**Brief**
Below are some records. How many of their lines contain the string "will"? Give the number only.

**Supplied records**
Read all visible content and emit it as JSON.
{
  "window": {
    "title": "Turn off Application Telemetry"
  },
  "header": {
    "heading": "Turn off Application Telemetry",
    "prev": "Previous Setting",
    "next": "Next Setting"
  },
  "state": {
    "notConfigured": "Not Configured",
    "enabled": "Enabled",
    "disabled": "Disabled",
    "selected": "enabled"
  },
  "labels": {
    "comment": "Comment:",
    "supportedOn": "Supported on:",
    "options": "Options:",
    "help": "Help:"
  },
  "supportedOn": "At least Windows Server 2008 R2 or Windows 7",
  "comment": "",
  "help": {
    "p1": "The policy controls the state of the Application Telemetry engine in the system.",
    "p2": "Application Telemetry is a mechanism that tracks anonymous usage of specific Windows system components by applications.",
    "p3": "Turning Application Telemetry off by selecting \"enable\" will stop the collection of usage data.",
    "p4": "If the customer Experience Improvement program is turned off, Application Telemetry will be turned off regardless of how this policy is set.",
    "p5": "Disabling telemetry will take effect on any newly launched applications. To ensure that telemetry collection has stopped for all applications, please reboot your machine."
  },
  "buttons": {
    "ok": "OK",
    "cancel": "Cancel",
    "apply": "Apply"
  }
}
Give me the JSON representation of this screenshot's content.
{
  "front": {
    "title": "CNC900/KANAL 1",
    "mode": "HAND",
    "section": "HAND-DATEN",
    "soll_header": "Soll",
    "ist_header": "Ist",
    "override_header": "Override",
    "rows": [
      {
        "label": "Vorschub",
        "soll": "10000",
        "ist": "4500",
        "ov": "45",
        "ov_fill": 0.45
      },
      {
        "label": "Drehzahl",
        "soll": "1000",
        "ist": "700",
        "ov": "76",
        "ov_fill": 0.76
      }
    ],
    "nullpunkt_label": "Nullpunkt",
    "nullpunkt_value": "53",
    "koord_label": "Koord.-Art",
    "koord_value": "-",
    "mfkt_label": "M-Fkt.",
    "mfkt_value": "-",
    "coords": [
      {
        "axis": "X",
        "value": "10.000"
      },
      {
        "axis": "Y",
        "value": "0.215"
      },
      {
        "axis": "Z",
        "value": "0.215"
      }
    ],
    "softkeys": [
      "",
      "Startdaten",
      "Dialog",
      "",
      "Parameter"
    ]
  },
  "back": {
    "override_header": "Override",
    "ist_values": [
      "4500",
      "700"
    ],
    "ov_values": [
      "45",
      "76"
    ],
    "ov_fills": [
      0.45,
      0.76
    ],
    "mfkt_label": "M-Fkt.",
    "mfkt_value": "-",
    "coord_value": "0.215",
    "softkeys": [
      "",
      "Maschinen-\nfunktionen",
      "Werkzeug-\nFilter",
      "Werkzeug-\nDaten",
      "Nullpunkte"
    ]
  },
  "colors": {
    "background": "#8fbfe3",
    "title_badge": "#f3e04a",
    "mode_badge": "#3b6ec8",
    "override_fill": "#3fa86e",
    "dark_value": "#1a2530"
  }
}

**Completed task**
3